Copy out each line featuring the string "number" from the entries beneath.

(Records for processing)

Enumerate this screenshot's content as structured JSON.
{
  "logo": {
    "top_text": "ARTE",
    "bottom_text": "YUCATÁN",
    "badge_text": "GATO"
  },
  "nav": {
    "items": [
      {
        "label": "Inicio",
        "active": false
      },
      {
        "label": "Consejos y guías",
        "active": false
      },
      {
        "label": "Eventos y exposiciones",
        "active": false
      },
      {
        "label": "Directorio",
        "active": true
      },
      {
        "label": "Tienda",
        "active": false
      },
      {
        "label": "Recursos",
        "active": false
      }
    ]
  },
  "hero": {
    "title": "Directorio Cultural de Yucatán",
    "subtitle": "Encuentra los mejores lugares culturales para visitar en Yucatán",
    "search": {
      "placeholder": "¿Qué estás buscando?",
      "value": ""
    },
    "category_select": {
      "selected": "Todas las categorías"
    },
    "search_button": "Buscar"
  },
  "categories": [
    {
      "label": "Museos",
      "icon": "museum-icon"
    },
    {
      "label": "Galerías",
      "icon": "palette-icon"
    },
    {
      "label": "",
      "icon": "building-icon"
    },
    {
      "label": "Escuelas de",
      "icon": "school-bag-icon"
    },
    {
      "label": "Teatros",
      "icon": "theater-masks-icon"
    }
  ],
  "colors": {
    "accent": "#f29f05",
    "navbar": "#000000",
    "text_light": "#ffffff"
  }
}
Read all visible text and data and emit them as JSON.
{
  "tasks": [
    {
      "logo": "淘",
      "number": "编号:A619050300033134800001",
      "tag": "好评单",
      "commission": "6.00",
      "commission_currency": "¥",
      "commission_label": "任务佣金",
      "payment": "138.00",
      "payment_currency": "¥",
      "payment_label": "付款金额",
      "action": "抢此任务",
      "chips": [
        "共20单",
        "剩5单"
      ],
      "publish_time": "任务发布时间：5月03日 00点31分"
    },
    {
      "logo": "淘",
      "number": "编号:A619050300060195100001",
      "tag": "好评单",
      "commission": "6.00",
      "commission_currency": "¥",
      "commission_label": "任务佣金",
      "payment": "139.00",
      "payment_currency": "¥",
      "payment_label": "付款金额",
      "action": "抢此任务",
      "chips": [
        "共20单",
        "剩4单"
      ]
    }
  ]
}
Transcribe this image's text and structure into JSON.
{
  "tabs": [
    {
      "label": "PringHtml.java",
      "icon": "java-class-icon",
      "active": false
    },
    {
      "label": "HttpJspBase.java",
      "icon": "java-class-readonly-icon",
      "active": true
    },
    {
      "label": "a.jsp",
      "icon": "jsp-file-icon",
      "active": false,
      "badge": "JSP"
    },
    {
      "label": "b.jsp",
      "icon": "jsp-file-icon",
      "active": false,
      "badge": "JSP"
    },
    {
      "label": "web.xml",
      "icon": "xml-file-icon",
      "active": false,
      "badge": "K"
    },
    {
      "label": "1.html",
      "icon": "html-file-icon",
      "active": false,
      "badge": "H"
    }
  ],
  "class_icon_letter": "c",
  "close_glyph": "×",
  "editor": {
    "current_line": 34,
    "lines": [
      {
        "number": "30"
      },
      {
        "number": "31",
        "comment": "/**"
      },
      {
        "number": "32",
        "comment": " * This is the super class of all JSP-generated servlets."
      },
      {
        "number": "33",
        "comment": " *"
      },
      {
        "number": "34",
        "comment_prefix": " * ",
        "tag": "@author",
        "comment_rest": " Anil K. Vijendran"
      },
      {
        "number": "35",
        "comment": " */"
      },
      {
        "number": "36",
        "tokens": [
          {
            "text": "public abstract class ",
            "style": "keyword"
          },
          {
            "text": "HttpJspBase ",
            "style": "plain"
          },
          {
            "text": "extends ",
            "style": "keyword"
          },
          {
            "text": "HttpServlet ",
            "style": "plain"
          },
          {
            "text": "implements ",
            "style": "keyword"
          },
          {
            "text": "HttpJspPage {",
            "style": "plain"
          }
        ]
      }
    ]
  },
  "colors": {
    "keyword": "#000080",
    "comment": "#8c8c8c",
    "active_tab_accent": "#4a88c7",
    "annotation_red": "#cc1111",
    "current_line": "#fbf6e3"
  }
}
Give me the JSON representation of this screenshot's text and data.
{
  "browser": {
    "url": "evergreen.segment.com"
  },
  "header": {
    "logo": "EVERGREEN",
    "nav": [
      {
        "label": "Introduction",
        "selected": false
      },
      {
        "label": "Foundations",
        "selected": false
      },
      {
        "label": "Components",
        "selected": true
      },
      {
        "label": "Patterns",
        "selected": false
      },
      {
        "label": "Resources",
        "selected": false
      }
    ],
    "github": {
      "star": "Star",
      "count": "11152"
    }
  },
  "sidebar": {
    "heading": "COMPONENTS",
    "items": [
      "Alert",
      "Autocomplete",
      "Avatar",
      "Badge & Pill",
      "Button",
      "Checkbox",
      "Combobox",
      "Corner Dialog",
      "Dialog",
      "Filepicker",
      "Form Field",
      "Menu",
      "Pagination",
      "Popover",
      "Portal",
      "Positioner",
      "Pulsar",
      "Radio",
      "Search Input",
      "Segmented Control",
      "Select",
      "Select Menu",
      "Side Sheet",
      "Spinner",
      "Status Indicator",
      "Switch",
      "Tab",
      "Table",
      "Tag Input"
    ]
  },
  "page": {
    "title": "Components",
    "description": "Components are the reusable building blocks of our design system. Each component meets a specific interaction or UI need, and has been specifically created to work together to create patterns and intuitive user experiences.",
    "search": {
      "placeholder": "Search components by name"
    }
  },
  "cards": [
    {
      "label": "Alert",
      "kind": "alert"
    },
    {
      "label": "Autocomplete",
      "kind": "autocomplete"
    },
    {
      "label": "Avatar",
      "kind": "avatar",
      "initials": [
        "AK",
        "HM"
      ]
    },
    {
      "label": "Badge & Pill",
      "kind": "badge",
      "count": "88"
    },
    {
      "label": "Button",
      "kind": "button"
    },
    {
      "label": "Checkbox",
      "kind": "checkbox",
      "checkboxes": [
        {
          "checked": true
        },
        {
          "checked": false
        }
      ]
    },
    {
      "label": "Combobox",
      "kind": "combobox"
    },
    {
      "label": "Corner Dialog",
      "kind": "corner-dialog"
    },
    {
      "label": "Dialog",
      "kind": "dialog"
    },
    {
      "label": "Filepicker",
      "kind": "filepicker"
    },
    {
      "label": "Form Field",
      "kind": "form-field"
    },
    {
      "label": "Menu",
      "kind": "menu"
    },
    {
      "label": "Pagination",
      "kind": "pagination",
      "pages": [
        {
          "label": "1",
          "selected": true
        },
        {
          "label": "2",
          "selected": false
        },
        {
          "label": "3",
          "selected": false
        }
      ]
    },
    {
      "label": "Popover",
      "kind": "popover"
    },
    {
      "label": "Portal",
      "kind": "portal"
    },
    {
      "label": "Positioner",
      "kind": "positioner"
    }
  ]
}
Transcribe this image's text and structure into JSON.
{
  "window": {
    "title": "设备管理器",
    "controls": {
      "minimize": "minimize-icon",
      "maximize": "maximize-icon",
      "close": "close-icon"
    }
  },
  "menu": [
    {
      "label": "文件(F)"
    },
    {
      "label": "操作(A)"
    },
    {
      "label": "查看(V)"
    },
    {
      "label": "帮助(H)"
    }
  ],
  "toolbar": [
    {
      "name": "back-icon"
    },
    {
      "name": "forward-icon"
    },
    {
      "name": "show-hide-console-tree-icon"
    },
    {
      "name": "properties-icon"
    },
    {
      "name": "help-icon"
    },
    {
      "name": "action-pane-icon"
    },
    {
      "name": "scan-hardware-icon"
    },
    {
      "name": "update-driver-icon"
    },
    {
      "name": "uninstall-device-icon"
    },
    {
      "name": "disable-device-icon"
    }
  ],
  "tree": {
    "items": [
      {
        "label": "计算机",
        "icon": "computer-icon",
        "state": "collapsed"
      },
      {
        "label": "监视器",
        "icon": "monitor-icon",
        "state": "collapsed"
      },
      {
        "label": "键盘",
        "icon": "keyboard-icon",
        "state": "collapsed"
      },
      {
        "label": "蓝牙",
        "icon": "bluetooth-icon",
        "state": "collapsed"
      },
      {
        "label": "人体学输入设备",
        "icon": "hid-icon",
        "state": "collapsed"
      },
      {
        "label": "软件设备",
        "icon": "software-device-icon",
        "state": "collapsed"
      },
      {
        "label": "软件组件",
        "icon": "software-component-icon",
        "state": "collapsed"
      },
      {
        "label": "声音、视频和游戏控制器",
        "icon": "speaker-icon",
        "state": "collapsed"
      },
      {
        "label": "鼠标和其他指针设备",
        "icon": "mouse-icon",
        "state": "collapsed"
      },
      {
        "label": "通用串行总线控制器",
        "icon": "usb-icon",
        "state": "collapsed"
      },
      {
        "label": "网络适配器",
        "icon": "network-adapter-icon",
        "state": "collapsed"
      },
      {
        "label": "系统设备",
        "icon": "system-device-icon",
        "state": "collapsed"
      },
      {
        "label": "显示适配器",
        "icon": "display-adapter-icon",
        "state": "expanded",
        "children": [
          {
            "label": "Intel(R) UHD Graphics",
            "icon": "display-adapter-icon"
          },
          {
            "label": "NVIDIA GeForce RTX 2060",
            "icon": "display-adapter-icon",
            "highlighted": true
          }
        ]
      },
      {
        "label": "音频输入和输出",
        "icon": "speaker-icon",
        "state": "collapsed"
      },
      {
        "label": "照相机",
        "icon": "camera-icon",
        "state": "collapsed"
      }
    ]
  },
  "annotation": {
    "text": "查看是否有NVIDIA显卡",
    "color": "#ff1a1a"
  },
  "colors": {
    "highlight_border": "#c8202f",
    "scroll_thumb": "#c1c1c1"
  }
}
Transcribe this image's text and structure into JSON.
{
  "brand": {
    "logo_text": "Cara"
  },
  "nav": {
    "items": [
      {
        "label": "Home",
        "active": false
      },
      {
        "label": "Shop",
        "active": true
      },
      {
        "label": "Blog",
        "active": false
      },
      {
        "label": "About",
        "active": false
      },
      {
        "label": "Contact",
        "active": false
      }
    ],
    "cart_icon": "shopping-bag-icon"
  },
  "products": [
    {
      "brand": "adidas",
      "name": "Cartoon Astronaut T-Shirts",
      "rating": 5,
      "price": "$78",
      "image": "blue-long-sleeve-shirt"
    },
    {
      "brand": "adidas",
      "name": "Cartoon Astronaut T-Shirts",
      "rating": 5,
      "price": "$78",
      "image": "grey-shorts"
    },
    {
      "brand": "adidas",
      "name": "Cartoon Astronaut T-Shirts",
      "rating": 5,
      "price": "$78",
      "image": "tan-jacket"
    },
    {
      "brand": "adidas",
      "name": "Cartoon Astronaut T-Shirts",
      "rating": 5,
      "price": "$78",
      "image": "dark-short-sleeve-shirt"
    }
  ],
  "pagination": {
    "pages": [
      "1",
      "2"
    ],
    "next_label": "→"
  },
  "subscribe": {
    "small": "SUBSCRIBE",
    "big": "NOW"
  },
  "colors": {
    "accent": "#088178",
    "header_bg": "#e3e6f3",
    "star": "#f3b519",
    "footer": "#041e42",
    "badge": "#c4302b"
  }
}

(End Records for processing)

**Solution for this problem:**
      "number": "编号:A619050300033134800001",
      "number": "编号:A619050300060195100001",
        "number": "30"
        "number": "31",
        "number": "32",
        "number": "33",
        "number": "34",
        "number": "35",
        "number": "36",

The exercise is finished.